Purpose: To compare the effect of a 20-minute nap opportunity (N20), a moderate dose of caffeine (CAF; 5 mg·kg-1), or a moderate dose of caffeine before N20 (CAF+N) as possible countermeasures to the decreased performance and the partial sleep deprivation-induced muscle damage.
Methods: Nine male, highly trained judokas were randomly assigned to either baseline normal sleep night, placebo, N20, CAF, or CAF+N. Test sessions included the running-based anaerobic sprint test, from which the maximum (Pmax), mean (Pmean), and minimum (Pmin) powers were calculated. Biomarkers of muscle, hepatic, and cardiac damage and of enzymatic and nonenzymatic antioxidants were measured at rest and after the exercise.

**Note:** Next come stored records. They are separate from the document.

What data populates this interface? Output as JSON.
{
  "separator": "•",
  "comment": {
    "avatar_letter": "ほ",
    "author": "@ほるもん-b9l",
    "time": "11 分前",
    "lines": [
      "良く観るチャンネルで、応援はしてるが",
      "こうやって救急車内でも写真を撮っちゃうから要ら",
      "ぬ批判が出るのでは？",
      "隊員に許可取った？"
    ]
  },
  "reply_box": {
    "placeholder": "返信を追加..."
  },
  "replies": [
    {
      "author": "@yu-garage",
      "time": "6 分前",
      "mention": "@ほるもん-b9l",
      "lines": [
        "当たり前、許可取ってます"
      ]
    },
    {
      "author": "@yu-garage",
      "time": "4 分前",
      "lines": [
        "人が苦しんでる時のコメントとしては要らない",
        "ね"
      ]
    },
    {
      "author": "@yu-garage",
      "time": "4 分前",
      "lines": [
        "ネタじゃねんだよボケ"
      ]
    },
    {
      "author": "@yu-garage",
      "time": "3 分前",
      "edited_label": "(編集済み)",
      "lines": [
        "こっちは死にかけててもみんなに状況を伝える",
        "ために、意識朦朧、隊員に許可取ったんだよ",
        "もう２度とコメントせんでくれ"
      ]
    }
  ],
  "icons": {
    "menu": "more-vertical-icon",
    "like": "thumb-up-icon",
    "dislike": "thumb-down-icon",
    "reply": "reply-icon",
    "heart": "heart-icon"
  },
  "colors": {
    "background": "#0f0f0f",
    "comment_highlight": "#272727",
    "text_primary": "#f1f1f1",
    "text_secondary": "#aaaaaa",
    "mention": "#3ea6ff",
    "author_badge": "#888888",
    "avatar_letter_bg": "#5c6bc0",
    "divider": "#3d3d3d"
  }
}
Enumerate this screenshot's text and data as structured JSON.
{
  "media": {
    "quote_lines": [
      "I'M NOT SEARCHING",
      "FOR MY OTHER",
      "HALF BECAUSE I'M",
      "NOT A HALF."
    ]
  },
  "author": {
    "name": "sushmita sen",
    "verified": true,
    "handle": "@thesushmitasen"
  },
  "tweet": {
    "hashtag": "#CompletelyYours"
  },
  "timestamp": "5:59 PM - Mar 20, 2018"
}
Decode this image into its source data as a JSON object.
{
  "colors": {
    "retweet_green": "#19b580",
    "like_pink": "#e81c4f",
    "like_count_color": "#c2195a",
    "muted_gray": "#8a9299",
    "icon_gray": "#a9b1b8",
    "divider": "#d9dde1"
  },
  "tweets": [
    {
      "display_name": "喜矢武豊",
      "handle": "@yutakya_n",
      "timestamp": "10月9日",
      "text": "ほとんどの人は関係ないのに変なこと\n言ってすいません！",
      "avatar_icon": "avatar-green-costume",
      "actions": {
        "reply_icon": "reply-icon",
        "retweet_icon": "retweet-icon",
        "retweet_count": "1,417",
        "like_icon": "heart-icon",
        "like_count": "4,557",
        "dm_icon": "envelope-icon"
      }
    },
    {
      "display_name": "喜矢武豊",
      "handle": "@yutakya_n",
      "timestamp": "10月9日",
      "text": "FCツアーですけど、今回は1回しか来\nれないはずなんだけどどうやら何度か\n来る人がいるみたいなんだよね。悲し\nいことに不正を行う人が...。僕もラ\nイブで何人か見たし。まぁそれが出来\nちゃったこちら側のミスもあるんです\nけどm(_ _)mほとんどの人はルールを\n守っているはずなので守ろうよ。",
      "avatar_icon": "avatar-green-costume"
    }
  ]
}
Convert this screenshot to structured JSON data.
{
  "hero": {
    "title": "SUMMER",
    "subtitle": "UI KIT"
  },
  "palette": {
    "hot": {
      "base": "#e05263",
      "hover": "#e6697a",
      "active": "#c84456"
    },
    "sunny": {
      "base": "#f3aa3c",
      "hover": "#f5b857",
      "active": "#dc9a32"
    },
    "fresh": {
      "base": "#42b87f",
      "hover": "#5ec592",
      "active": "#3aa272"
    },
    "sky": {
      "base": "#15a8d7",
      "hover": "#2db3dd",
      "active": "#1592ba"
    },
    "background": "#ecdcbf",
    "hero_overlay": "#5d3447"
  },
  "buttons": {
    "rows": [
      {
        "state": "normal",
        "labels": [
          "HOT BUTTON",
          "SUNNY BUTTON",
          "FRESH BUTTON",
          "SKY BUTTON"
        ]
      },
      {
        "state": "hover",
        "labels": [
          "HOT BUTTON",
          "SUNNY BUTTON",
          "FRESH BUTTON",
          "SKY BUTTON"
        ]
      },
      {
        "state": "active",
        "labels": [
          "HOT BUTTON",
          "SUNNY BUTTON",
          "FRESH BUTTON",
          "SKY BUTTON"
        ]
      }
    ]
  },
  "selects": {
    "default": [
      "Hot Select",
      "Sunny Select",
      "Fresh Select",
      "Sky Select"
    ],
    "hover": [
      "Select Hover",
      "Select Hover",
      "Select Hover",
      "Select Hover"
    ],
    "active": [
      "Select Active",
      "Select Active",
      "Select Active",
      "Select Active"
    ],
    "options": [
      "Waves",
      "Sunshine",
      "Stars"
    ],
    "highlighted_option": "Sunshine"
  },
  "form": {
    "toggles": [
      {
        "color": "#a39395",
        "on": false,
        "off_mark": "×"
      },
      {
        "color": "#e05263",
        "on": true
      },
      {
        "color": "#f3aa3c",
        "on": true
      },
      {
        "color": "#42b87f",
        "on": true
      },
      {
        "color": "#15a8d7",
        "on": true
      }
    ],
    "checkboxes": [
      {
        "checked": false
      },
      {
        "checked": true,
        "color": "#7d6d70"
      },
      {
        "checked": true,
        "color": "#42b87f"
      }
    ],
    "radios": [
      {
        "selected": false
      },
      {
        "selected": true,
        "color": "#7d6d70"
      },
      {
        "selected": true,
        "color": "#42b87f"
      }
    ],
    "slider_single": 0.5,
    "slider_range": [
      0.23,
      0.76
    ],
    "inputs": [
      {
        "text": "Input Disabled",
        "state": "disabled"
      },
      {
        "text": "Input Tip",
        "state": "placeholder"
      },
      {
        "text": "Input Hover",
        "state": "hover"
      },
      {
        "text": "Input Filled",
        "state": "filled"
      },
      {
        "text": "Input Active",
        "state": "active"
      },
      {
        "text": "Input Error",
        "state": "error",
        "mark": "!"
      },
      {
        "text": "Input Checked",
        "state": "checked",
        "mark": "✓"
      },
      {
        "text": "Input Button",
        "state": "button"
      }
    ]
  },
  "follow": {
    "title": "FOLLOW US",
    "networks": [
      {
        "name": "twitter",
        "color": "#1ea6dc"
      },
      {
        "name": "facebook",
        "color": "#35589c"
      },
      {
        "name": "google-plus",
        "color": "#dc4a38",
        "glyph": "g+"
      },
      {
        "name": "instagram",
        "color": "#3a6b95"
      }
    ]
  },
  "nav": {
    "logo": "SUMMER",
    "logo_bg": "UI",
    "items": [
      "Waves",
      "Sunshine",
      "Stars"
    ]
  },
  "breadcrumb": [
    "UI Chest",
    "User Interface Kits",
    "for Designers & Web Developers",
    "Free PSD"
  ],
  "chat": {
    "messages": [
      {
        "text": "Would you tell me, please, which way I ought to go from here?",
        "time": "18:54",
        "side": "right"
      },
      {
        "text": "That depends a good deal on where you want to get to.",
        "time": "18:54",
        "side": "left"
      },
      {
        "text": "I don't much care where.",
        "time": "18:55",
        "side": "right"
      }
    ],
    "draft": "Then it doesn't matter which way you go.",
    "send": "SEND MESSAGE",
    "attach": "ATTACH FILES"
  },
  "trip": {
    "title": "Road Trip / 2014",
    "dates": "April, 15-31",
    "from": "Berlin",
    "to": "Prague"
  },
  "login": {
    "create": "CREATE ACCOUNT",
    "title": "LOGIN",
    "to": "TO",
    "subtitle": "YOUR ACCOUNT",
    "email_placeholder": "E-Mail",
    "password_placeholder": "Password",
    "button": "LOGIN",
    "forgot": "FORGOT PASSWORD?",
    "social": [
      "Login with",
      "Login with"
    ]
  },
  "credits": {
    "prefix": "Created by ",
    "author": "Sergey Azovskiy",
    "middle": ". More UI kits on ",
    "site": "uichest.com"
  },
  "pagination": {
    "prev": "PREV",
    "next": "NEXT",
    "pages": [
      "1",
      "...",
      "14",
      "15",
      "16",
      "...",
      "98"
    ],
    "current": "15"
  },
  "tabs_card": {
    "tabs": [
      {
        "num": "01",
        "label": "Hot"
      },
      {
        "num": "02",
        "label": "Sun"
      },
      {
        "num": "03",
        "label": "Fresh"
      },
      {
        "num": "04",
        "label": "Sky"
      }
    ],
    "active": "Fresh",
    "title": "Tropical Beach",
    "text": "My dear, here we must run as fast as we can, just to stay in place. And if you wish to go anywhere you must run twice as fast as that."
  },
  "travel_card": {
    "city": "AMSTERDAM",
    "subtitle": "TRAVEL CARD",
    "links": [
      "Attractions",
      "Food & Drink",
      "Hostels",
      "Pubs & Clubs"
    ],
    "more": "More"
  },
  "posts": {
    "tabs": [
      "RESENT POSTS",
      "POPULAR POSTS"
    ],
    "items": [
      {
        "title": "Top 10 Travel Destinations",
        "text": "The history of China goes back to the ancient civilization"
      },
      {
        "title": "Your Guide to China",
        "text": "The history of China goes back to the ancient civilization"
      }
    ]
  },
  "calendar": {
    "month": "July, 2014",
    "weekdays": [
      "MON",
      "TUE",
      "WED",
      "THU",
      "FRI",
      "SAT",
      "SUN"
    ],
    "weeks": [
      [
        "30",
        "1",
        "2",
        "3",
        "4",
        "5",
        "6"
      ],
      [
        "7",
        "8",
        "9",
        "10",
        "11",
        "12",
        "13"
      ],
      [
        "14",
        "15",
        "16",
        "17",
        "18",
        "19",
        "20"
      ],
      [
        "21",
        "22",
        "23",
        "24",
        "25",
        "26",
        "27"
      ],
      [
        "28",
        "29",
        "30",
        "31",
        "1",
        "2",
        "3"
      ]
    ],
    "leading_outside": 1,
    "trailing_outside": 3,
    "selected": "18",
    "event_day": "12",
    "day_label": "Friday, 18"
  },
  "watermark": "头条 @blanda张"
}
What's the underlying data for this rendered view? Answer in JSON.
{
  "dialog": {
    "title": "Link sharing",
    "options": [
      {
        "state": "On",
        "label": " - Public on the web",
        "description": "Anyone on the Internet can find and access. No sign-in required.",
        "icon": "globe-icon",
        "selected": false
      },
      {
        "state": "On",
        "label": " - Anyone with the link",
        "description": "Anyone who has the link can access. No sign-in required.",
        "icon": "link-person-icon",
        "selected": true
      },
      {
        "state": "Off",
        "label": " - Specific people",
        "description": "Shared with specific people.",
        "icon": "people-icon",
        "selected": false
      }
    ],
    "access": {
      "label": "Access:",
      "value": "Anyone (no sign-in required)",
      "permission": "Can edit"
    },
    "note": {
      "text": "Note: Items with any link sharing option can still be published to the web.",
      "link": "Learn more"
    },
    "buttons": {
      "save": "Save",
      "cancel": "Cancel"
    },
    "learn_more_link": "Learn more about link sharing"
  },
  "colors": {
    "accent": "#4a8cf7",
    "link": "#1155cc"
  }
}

Results: N20 increased Pmax compared with placebo (P < .01, d = 0.75). CAF+N increased Pmax (P < .001, d = 1.5; d = 0.94), Pmin (P < .001, d = 2.79; d = 2.6), and Pmean (P < .001, d = 1.93; d = 1.79) compared with placebo and CAF, respectively. Postexercise creatine kinase increased whenever caffeine was added, that is, after CAF (P < .001, d = 1.19) and CAF+N (P < .001, d = 1.36). Postexercise uric acid increased whenever participants napped, that is, after N20 (P < .001, d = 2.19) and CAF+N (P < .001, d = 2.50) and decreased after CAF (P < .001, d = 2.96).
Conclusion: Napping improved repeated-sprint performance and antioxidant defense after partial sleep deprivation. Contrarily, caffeine increased muscle damage without improving performance. For sleep-deprived athletes, caffeine before a short nap opportunity would be more beneficial for repeated sprint performance than each treatment alone.
Keywords: RSA; antioxidant status; daytime sleep; inflammation; psychostimulant; sleep restriction.